→ Records for the task:
****

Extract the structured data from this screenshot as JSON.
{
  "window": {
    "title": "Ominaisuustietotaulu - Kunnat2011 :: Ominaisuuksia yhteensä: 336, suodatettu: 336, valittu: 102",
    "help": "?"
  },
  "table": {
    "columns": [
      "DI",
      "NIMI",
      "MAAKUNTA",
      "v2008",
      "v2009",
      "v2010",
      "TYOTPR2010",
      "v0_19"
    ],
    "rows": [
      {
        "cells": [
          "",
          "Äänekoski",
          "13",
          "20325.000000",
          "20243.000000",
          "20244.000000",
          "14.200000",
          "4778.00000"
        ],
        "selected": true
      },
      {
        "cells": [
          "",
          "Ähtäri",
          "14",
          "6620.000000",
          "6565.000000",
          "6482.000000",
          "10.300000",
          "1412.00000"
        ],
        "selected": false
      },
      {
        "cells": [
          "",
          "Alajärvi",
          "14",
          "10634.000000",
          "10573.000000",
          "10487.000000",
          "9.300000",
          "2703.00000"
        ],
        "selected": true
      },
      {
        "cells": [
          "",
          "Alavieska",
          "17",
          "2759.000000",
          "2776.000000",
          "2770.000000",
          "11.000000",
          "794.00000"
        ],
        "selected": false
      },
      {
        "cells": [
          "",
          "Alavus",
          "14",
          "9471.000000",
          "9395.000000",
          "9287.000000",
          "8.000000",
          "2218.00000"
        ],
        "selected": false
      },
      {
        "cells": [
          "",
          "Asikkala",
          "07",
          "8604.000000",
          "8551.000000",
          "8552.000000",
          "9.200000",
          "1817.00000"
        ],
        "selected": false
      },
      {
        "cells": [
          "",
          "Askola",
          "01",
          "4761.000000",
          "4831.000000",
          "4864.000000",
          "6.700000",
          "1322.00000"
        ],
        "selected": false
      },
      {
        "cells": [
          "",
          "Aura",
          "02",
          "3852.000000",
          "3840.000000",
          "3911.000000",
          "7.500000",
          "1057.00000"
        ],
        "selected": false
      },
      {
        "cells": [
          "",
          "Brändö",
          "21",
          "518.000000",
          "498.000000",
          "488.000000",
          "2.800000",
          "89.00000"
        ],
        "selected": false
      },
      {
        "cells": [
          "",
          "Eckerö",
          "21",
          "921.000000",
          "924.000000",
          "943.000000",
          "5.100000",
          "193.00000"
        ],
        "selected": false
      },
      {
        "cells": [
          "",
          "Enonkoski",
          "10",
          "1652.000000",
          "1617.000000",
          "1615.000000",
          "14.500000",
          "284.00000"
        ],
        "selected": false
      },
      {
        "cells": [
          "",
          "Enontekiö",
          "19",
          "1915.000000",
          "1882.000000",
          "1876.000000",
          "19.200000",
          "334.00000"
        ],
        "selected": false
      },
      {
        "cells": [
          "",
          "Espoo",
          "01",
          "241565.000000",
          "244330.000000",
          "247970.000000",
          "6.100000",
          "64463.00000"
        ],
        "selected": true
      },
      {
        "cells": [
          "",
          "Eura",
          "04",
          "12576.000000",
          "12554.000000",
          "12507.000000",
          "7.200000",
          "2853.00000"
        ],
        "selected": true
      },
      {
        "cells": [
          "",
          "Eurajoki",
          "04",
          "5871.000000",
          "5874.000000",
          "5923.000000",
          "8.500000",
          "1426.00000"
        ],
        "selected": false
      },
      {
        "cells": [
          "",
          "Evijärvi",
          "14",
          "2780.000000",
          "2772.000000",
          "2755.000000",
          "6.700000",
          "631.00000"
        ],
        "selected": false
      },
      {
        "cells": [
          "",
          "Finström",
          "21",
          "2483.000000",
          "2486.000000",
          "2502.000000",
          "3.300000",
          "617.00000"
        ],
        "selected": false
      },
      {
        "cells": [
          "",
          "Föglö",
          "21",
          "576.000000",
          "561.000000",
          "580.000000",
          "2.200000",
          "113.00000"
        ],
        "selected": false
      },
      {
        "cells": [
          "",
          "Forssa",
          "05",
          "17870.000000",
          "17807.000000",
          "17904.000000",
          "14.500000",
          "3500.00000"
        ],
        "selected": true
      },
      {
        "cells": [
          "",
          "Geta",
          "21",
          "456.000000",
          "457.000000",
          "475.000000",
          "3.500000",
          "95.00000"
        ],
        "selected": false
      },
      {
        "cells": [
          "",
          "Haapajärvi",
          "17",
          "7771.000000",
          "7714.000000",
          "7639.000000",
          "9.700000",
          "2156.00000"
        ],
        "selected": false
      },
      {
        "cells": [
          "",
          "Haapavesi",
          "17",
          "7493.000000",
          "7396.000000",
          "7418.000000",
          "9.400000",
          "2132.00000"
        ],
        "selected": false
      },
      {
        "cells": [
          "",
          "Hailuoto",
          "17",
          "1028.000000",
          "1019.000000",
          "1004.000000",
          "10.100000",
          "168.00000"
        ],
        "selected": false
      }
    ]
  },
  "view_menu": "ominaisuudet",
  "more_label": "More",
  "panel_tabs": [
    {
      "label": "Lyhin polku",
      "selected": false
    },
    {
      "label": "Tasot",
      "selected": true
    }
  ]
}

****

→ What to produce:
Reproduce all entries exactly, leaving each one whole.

→ The completed task:
Extract the structured data from this screenshot as JSON.
{
  "window": {
    "title": "Ominaisuustietotaulu - Kunnat2011 :: Ominaisuuksia yhteensä: 336, suodatettu: 336, valittu: 102",
    "help": "?"
  },
  "table": {
    "columns": [
      "DI",
      "NIMI",
      "MAAKUNTA",
      "v2008",
      "v2009",
      "v2010",
      "TYOTPR2010",
      "v0_19"
    ],
    "rows": [
      {
        "cells": [
          "",
          "Äänekoski",
          "13",
          "20325.000000",
          "20243.000000",
          "20244.000000",
          "14.200000",
          "4778.00000"
        ],
        "selected": true
      },
      {
        "cells": [
          "",
          "Ähtäri",
          "14",
          "6620.000000",
          "6565.000000",
          "6482.000000",
          "10.300000",
          "1412.00000"
        ],
        "selected": false
      },
      {
        "cells": [
          "",
          "Alajärvi",
          "14",
          "10634.000000",
          "10573.000000",
          "10487.000000",
          "9.300000",
          "2703.00000"
        ],
        "selected": true
      },
      {
        "cells": [
          "",
          "Alavieska",
          "17",
          "2759.000000",
          "2776.000000",
          "2770.000000",
          "11.000000",
          "794.00000"
        ],
        "selected": false
      },
      {
        "cells": [
          "",
          "Alavus",
          "14",
          "9471.000000",
          "9395.000000",
          "9287.000000",
          "8.000000",
          "2218.00000"
        ],
        "selected": false
      },
      {
        "cells": [
          "",
          "Asikkala",
          "07",
          "8604.000000",
          "8551.000000",
          "8552.000000",
          "9.200000",
          "1817.00000"
        ],
        "selected": false
      },
      {
        "cells": [
          "",
          "Askola",
          "01",
          "4761.000000",
          "4831.000000",
          "4864.000000",
          "6.700000",
          "1322.00000"
        ],
        "selected": false
      },
      {
        "cells": [
          "",
          "Aura",
          "02",
          "3852.000000",
          "3840.000000",
          "3911.000000",
          "7.500000",
          "1057.00000"
        ],
        "selected": false
      },
      {
        "cells": [
          "",
          "Brändö",
          "21",
          "518.000000",
          "498.000000",
          "488.000000",
          "2.800000",
          "89.00000"
        ],
        "selected": false
      },
      {
        "cells": [
          "",
          "Eckerö",
          "21",
          "921.000000",
          "924.000000",
          "943.000000",
          "5.100000",
          "193.00000"
        ],
        "selected": false
      },
      {
        "cells": [
          "",
          "Enonkoski",
          "10",
          "1652.000000",
          "1617.000000",
          "1615.000000",
          "14.500000",
          "284.00000"
        ],
        "selected": false
      },
      {
        "cells": [
          "",
          "Enontekiö",
          "19",
          "1915.000000",
          "1882.000000",
          "1876.000000",
          "19.200000",
          "334.00000"
        ],
        "selected": false
      },
      {
        "cells": [
          "",
          "Espoo",
          "01",
          "241565.000000",
          "244330.000000",
          "247970.000000",
          "6.100000",
          "64463.00000"
        ],
        "selected": true
      },
      {
        "cells": [
          "",
          "Eura",
          "04",
          "12576.000000",
          "12554.000000",
          "12507.000000",
          "7.200000",
          "2853.00000"
        ],
        "selected": true
      },
      {
        "cells": [
          "",
          "Eurajoki",
          "04",
          "5871.000000",
          "5874.000000",
          "5923.000000",
          "8.500000",
          "1426.00000"
        ],
        "selected": false
      },
      {
        "cells": [
          "",
          "Evijärvi",
          "14",
          "2780.000000",
          "2772.000000",
          "2755.000000",
          "6.700000",
          "631.00000"
        ],
        "selected": false
      },
      {
        "cells": [
          "",
          "Finström",
          "21",
          "2483.000000",
          "2486.000000",
          "2502.000000",
          "3.300000",
          "617.00000"
        ],
        "selected": false
      },
      {
        "cells": [
          "",
          "Föglö",
          "21",
          "576.000000",
          "561.000000",
          "580.000000",
          "2.200000",
          "113.00000"
        ],
        "selected": false
      },
      {
        "cells": [
          "",
          "Forssa",
          "05",
          "17870.000000",
          "17807.000000",
          "17904.000000",
          "14.500000",
          "3500.00000"
        ],
        "selected": true
      },
      {
        "cells": [
          "",
          "Geta",
          "21",
          "456.000000",
          "457.000000",
          "475.000000",
          "3.500000",
          "95.00000"
        ],
        "selected": false
      },
      {
        "cells": [
          "",
          "Haapajärvi",
          "17",
          "7771.000000",
          "7714.000000",
          "7639.000000",
          "9.700000",
          "2156.00000"
        ],
        "selected": false
      },
      {
        "cells": [
          "",
          "Haapavesi",
          "17",
          "7493.000000",
          "7396.000000",
          "7418.000000",
          "9.400000",
          "2132.00000"
        ],
        "selected": false
      },
      {
        "cells": [
          "",
          "Hailuoto",
          "17",
          "1028.000000",
          "1019.000000",
          "1004.000000",
          "10.100000",
          "168.00000"
        ],
        "selected": false
      }
    ]
  },
  "view_menu": "ominaisuudet",
  "more_label": "More",
  "panel_tabs": [
    {
      "label": "Lyhin polku",
      "selected": false
    },
    {
      "label": "Tasot",
      "selected": true
    }
  ]
}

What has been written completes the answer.